Warning: this review contains spoilers. You can find all of my Star Wars Rebels reviews here.
Is Star Wars Rebels setting up what we’re all thinking?
Yes. I’m pretty sure it is.
If there’s one thing Dave Filoni and the Rebels crew have mastered, it’s the ability to take ideas that seem like a fan’s wild imaginings and bring them to life in ways that make sense within the story. A duel between Darth Sidious, Maul, and Savage Opress in the middle of a Mandalorian civil war? You got it. The emotional showdown between Ahsoka and Darth Vader? No trouble at all.
The final rematch between old Ben Kenobi and Darth Maul on Tatooine…? Well, we’ll have to wait and see.
Aside from the exciting possibilities it was setting up, “Holocrons of Fate” was a very strong episode in its own right. The return of Darth Maul spelled trouble for the Ghost crew, sending Kanan and Ezra on a mission to retrieve the Sith holocron from Bendu. Meanwhile, he searched the Ghost for Kanan’s Jedi holocron, seeking to combine both in order to gain knowledge he seeks.
If I were to have one criticism of the episode, it’s that it didn’t very clearly explain this strange new feature of the holocrons. But then again, holocrons are often used as “whatever the hell the plot wants” devices. They’re mystical enough that I’m willing to forgive it. Plus, it’s not the intricacies of the plot device that matter, but how it affects the story.
Balance appears to be a central theme of this season. It can be seen in the act of joining the Sith and Jedi holocrons to obtain great knowledge. It can be seen in Bendu, who is master of both light side and dark, possessing great wisdom. It can be seen in Ezra, who is trained in the Jedi ways but is not afraid to tap into the dark side.
True to that, Kanan and Ezra’s mission to find the Sith holocron was, according to Bendu, about them rediscovering their balance. It was a nice little adventure that allowed them to regain the bond between them that had weakened over the last 6 months. And it had the air of a Yoda lesson, which are always great. But unlike Yoda, Bendu is a completely neutral being. “Perhaps master and apprentice will rediscover their balance,” he says, “Or perhaps they’ll be eaten.” The episode’s funniest line, but it says a lot about Bendu as well. Because, after all, “such is the way of things”.
The rest of the Ghost crew were held captive by Maul, and though they gave him a fair bit of trouble, they ultimately didn’t succeed in escaping his grasp. Not much happened on that front, but there was a cool scene in which Maul fought the crew upside down after the crew attempted to use his robotic legs against him. Not to mention Maul referencing his short-lived rule over Mandalore to Sabine, reminding us that the young Mandalorian is already familiar with the former Sith.
The episode’s standout scene was the climax, in which Maul and Ezra succeeded in combining the holocrons.
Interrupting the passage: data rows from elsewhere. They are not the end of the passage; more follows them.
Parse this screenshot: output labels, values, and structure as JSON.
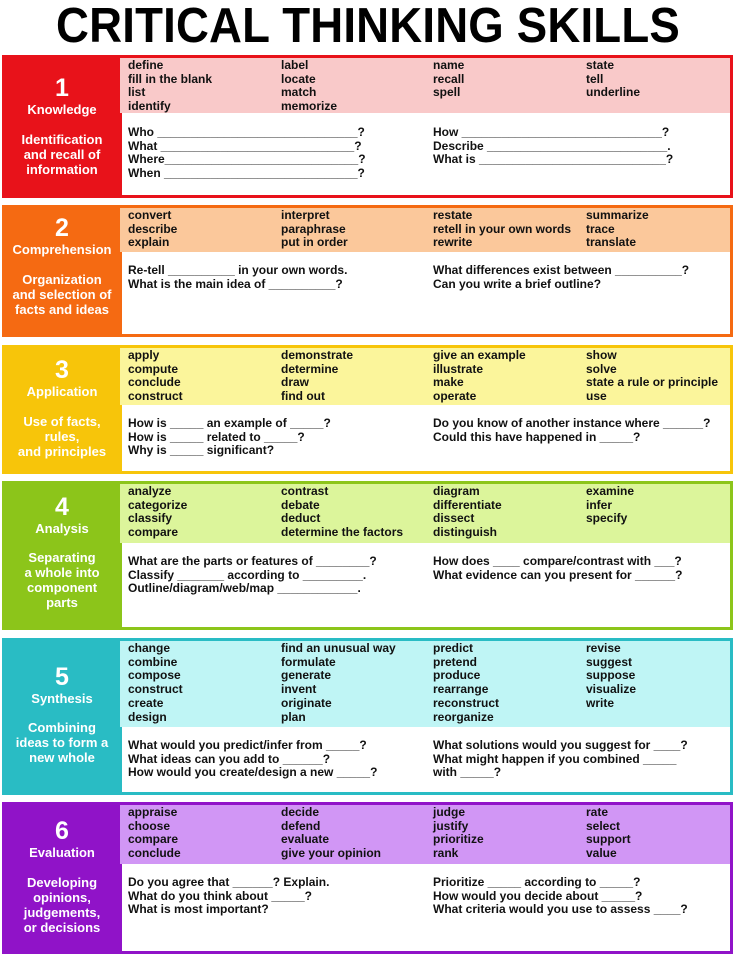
{
  "title": "CRITICAL THINKING SKILLS",
  "sections": [
    {
      "number": "1",
      "level": "Knowledge",
      "description": [
        "Identification",
        "and recall of",
        "information"
      ],
      "color": "#e8121a",
      "light_color": "#f9c9c9",
      "verbs": [
        [
          "define",
          "fill in the blank",
          "list",
          "identify"
        ],
        [
          "label",
          "locate",
          "match",
          "memorize"
        ],
        [
          "name",
          "recall",
          "spell"
        ],
        [
          "state",
          "tell",
          "underline"
        ]
      ],
      "questions_left": [
        "Who ______________________________?",
        "What _____________________________?",
        "Where_____________________________?",
        "When _____________________________?"
      ],
      "questions_right": [
        "How ______________________________?",
        "Describe ___________________________.",
        "What is ____________________________?"
      ]
    },
    {
      "number": "2",
      "level": "Comprehension",
      "description": [
        "Organization",
        "and selection of",
        "facts and ideas"
      ],
      "color": "#f56a12",
      "light_color": "#fbc89b",
      "verbs": [
        [
          "convert",
          "describe",
          "explain"
        ],
        [
          "interpret",
          "paraphrase",
          "put in order"
        ],
        [
          "restate",
          "retell in your own words",
          "rewrite"
        ],
        [
          "summarize",
          "trace",
          "translate"
        ]
      ],
      "questions_left": [
        "Re-tell __________ in your own words.",
        "What is the main idea of __________?"
      ],
      "questions_right": [
        "What differences exist between __________?",
        "Can you write a brief outline?"
      ]
    },
    {
      "number": "3",
      "level": "Application",
      "description": [
        "Use of facts,",
        "rules,",
        "and principles"
      ],
      "color": "#f7c50a",
      "light_color": "#fbf59b",
      "verbs": [
        [
          "apply",
          "compute",
          "conclude",
          "construct"
        ],
        [
          "demonstrate",
          "determine",
          "draw",
          "find out"
        ],
        [
          "give an example",
          "illustrate",
          "make",
          "operate"
        ],
        [
          "show",
          "solve",
          "state a rule or principle",
          "use"
        ]
      ],
      "questions_left": [
        "How is _____ an example of _____?",
        "How is _____ related to _____?",
        "Why is _____ significant?"
      ],
      "questions_right": [
        "Do you know of another instance where ______?",
        "Could this have happened in _____?"
      ]
    },
    {
      "number": "4",
      "level": "Analysis",
      "description": [
        "Separating",
        "a whole into",
        "component",
        "parts"
      ],
      "color": "#8cc51a",
      "light_color": "#dcf59b",
      "verbs": [
        [
          "analyze",
          "categorize",
          "classify",
          "compare"
        ],
        [
          "contrast",
          "debate",
          "deduct",
          "determine the factors"
        ],
        [
          "diagram",
          "differentiate",
          "dissect",
          "distinguish"
        ],
        [
          "examine",
          "infer",
          "specify"
        ]
      ],
      "questions_left": [
        "What are the parts or features of ________?",
        "Classify _______ according to _________.",
        "Outline/diagram/web/map ____________."
      ],
      "questions_right": [
        "How does ____ compare/contrast with ___?",
        "What evidence can you present for ______?"
      ]
    },
    {
      "number": "5",
      "level": "Synthesis",
      "description": [
        "Combining",
        "ideas to form a",
        "new whole"
      ],
      "color": "#29bcc4",
      "light_color": "#bff5f5",
      "verbs": [
        [
          "change",
          "combine",
          "compose",
          "construct",
          "create",
          "design"
        ],
        [
          "find an unusual way",
          "formulate",
          "generate",
          "invent",
          "originate",
          "plan"
        ],
        [
          "predict",
          "pretend",
          "produce",
          "rearrange",
          "reconstruct",
          "reorganize"
        ],
        [
          "revise",
          "suggest",
          "suppose",
          "visualize",
          "write"
        ]
      ],
      "questions_left": [
        "What would you predict/infer from _____?",
        "What ideas can you add to ______?",
        "How would you create/design a new _____?"
      ],
      "questions_right": [
        "What solutions would you suggest for ____?",
        "What might happen if you combined _____",
        "with _____?"
      ]
    },
    {
      "number": "6",
      "level": "Evaluation",
      "description": [
        "Developing",
        "opinions,",
        "judgements,",
        "or decisions"
      ],
      "color": "#9013c8",
      "light_color": "#d196f5",
      "verbs": [
        [
          "appraise",
          "choose",
          "compare",
          "conclude"
        ],
        [
          "decide",
          "defend",
          "evaluate",
          "give your opinion"
        ],
        [
          "judge",
          "justify",
          "prioritize",
          "rank"
        ],
        [
          "rate",
          "select",
          "support",
          "value"
        ]
      ],
      "questions_left": [
        "Do you agree that ______? Explain.",
        "What do you think about _____?",
        "What is most important?"
      ],
      "questions_right": [
        "Prioritize _____ according to _____?",
        "How would you decide about _____?",
        "What criteria would you use to assess ____?"
      ]
    }
  ]
}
It was a visually impressive sequence, but more importantly, it gave us a deeper glimpse of Maul as a character.
While Ezra sought knowledge of how to defeat the Sith, Maul was simply searching for hope. And in return, he saw… oblivion. Maul’s twisted nature notwithstanding, it was actually rather sad. And when faced with oblivion, Maul lashed out in anger—as his is instinct. And the holocrons responded to that anger by showing him… the target of his rage for decades, Obi-Wan Kenobi?
Meanwhile, Ezra saw visions, locations. “Twin suns,” he said. Probably referring to Tatooine. The question is, did he see Tatooine because Maul was thinking of Kenobi? Thus giving Maul and Ezra two pieces of the puzzle—the person and the location? Or was Tatooine the answer to Ezra’s question on the key to defeating the Sith, which we know is Luke?
All will be answered in due time, I’m sure. Right now, I’m just impressed by the mere possibility that Star Wars Rebels might actually feature Obi-Wan and Luke without even stepping out of its own scope. Ideas we brushed off as too far-fetched when the show began are now looking feasible. And that’s good storytelling.